TASK DETAILS. Each line below must be reproduced exactly.

Data records for software interfaces.
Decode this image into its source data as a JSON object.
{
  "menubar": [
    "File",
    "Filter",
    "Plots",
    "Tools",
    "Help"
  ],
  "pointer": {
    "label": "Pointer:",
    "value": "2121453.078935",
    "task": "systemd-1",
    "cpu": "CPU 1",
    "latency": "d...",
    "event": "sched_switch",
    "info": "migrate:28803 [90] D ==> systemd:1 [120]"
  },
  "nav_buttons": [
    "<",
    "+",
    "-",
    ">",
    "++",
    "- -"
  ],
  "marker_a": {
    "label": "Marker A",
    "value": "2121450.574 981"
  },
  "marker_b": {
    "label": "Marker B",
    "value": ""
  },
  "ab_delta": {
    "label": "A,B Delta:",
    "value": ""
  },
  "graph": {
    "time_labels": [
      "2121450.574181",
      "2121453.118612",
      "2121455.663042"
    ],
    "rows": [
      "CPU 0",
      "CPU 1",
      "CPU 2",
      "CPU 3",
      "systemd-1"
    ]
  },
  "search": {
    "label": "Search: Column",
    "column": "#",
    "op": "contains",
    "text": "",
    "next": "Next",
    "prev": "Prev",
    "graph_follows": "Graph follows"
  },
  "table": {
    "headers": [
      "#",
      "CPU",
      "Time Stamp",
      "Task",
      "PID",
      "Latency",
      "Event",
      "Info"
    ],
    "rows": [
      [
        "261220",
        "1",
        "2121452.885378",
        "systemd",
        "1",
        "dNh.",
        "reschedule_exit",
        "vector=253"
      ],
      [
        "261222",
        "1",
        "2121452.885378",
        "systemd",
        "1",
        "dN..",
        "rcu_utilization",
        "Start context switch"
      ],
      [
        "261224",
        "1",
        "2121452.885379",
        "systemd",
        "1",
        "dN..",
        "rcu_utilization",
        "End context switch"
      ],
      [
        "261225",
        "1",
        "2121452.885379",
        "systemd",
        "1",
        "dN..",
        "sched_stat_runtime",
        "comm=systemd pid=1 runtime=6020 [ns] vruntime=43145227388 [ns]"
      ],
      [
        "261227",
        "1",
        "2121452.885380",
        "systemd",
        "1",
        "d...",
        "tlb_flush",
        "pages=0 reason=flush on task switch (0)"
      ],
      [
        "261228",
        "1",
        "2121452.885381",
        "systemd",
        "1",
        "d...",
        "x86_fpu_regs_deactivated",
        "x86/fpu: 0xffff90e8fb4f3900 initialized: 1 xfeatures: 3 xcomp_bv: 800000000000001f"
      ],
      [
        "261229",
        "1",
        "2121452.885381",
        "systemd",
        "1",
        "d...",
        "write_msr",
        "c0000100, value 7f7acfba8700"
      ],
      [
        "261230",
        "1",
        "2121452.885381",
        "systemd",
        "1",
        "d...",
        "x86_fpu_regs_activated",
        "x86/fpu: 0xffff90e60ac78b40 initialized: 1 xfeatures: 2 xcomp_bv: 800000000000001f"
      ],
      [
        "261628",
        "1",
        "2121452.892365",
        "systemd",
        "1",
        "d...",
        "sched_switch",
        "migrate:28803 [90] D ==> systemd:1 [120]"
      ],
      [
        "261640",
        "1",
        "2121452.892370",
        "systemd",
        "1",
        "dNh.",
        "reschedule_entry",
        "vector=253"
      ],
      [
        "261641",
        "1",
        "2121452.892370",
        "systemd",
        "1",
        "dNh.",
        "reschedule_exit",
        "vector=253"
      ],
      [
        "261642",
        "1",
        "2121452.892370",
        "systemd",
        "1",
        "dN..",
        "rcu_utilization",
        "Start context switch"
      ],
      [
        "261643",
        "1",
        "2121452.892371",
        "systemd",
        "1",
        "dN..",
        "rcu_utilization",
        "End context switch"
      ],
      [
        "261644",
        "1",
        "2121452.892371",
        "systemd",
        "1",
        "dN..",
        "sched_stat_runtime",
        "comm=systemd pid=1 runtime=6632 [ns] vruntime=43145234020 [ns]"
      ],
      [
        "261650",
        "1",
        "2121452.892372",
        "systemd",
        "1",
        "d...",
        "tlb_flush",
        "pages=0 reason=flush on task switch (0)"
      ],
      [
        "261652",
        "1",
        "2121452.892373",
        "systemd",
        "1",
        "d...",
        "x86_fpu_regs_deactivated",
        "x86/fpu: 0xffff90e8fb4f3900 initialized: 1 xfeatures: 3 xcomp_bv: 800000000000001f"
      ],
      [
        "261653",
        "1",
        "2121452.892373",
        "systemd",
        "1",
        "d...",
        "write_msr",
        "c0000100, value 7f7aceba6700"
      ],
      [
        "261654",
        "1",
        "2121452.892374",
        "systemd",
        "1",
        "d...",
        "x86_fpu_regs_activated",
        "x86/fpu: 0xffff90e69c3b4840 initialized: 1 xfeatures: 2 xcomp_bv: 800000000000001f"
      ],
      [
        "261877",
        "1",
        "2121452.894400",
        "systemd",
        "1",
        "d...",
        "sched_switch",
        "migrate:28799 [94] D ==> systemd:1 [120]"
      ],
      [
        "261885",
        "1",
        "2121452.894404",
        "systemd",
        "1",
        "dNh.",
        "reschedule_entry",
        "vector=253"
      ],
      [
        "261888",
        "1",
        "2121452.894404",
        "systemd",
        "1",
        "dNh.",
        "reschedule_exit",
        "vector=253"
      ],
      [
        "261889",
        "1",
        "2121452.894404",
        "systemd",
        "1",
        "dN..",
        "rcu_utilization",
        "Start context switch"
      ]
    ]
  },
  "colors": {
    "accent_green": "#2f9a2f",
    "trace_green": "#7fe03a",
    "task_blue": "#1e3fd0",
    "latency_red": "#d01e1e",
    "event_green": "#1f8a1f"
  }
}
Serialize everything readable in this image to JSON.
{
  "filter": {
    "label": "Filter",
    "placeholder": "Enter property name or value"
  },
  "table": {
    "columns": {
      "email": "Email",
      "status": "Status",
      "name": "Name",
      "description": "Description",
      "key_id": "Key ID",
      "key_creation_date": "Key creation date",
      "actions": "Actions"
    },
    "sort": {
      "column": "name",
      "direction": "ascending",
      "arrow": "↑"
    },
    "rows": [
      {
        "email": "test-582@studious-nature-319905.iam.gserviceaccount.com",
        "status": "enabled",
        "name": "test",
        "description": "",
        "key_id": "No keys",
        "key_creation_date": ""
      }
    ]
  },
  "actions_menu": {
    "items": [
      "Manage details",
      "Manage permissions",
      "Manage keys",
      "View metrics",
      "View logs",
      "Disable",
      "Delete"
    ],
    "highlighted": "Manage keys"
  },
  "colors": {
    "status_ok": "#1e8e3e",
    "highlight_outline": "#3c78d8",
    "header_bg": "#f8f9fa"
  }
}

RESPONSE TO THIS TASK.
Decode this image into its source data as a JSON object.
{
  "menubar": [
    "File",
    "Filter",
    "Plots",
    "Tools",
    "Help"
  ],
  "pointer": {
    "label": "Pointer:",
    "value": "2121453.078935",
    "task": "systemd-1",
    "cpu": "CPU 1",
    "latency": "d...",
    "event": "sched_switch",
    "info": "migrate:28803 [90] D ==> systemd:1 [120]"
  },
  "nav_buttons": [
    "<",
    "+",
    "-",
    ">",
    "++",
    "- -"
  ],
  "marker_a": {
    "label": "Marker A",
    "value": "2121450.574 981"
  },
  "marker_b": {
    "label": "Marker B",
    "value": ""
  },
  "ab_delta": {
    "label": "A,B Delta:",
    "value": ""
  },
  "graph": {
    "time_labels": [
      "2121450.574181",
      "2121453.118612",
      "2121455.663042"
    ],
    "rows": [
      "CPU 0",
      "CPU 1",
      "CPU 2",
      "CPU 3",
      "systemd-1"
    ]
  },
  "search": {
    "label": "Search: Column",
    "column": "#",
    "op": "contains",
    "text": "",
    "next": "Next",
    "prev": "Prev",
    "graph_follows": "Graph follows"
  },
  "table": {
    "headers": [
      "#",
      "CPU",
      "Time Stamp",
      "Task",
      "PID",
      "Latency",
      "Event",
      "Info"
    ],
    "rows": [
      [
        "261220",
        "1",
        "2121452.885378",
        "systemd",
        "1",
        "dNh.",
        "reschedule_exit",
        "vector=253"
      ],
      [
        "261222",
        "1",
        "2121452.885378",
        "systemd",
        "1",
        "dN..",
        "rcu_utilization",
        "Start context switch"
      ],
      [
        "261224",
        "1",
        "2121452.885379",
        "systemd",
        "1",
        "dN..",
        "rcu_utilization",
        "End context switch"
      ],
      [
        "261225",
        "1",
        "2121452.885379",
        "systemd",
        "1",
        "dN..",
        "sched_stat_runtime",
        "comm=systemd pid=1 runtime=6020 [ns] vruntime=43145227388 [ns]"
      ],
      [
        "261227",
        "1",
        "2121452.885380",
        "systemd",
        "1",
        "d...",
        "tlb_flush",
        "pages=0 reason=flush on task switch (0)"
      ],
      [
        "261228",
        "1",
        "2121452.885381",
        "systemd",
        "1",
        "d...",
        "x86_fpu_regs_deactivated",
        "x86/fpu: 0xffff90e8fb4f3900 initialized: 1 xfeatures: 3 xcomp_bv: 800000000000001f"
      ],
      [
        "261229",
        "1",
        "2121452.885381",
        "systemd",
        "1",
        "d...",
        "write_msr",
        "c0000100, value 7f7acfba8700"
      ],
      [
        "261230",
        "1",
        "2121452.885381",
        "systemd",
        "1",
        "d...",
        "x86_fpu_regs_activated",
        "x86/fpu: 0xffff90e60ac78b40 initialized: 1 xfeatures: 2 xcomp_bv: 800000000000001f"
      ],
      [
        "261628",
        "1",
        "2121452.892365",
        "systemd",
        "1",
        "d...",
        "sched_switch",
        "migrate:28803 [90] D ==> systemd:1 [120]"
      ],
      [
        "261640",
        "1",
        "2121452.892370",
        "systemd",
        "1",
        "dNh.",
        "reschedule_entry",
        "vector=253"
      ],
      [
        "261641",
        "1",
        "2121452.892370",
        "systemd",
        "1",
        "dNh.",
        "reschedule_exit",
        "vector=253"
      ],
      [
        "261642",
        "1",
        "2121452.892370",
        "systemd",
        "1",
        "dN..",
        "rcu_utilization",
        "Start context switch"
      ],
      [
        "261643",
        "1",
        "2121452.892371",
        "systemd",
        "1",
        "dN..",
        "rcu_utilization",
        "End context switch"
      ],
      [
        "261644",
        "1",
        "2121452.892371",
        "systemd",
        "1",
        "dN..",
        "sched_stat_runtime",
        "comm=systemd pid=1 runtime=6632 [ns] vruntime=43145234020 [ns]"
      ],
      [
        "261650",
        "1",
        "2121452.892372",
        "systemd",
        "1",
        "d...",
        "tlb_flush",
        "pages=0 reason=flush on task switch (0)"
      ],
      [
        "261652",
        "1",
        "2121452.892373",
        "systemd",
        "1",
        "d...",
        "x86_fpu_regs_deactivated",
        "x86/fpu: 0xffff90e8fb4f3900 initialized: 1 xfeatures: 3 xcomp_bv: 800000000000001f"
      ],
      [
        "261653",
        "1",
        "2121452.892373",
        "systemd",
        "1",
        "d...",
        "write_msr",
        "c0000100, value 7f7aceba6700"
      ],
      [
        "261654",
        "1",
        "2121452.892374",
        "systemd",
        "1",
        "d...",
        "x86_fpu_regs_activated",
        "x86/fpu: 0xffff90e69c3b4840 initialized: 1 xfeatures: 2 xcomp_bv: 800000000000001f"
      ],
      [
        "261877",
        "1",
        "2121452.894400",
        "systemd",
        "1",
        "d...",
        "sched_switch",
        "migrate:28799 [94] D ==> systemd:1 [120]"
      ],
      [
        "261885",
        "1",
        "2121452.894404",
        "systemd",
        "1",
        "dNh.",
        "reschedule_entry",
        "vector=253"
      ],
      [
        "261888",
        "1",
        "2121452.894404",
        "systemd",
        "1",
        "dNh.",
        "reschedule_exit",
        "vector=253"
      ],
      [
        "261889",
        "1",
        "2121452.894404",
        "systemd",
        "1",
        "dN..",
        "rcu_utilization",
        "Start context switch"
      ]
    ]
  },
  "colors": {
    "accent_green": "#2f9a2f",
    "trace_green": "#7fe03a",
    "task_blue": "#1e3fd0",
    "latency_red": "#d01e1e",
    "event_green": "#1f8a1f"
  }
}
Serialize everything readable in this image to JSON.
{
  "filter": {
    "label": "Filter",
    "placeholder": "Enter property name or value"
  },
  "table": {
    "columns": {
      "email": "Email",
      "status": "Status",
      "name": "Name",
      "description": "Description",
      "key_id": "Key ID",
      "key_creation_date": "Key creation date",
      "actions": "Actions"
    },
    "sort": {
      "column": "name",
      "direction": "ascending",
      "arrow": "↑"
    },
    "rows": [
      {
        "email": "test-582@studious-nature-319905.iam.gserviceaccount.com",
        "status": "enabled",
        "name": "test",
        "description": "",
        "key_id": "No keys",
        "key_creation_date": ""
      }
    ]
  },
  "actions_menu": {
    "items": [
      "Manage details",
      "Manage permissions",
      "Manage keys",
      "View metrics",
      "View logs",
      "Disable",
      "Delete"
    ],
    "highlighted": "Manage keys"
  },
  "colors": {
    "status_ok": "#1e8e3e",
    "highlight_outline": "#3c78d8",
    "header_bg": "#f8f9fa"
  }
}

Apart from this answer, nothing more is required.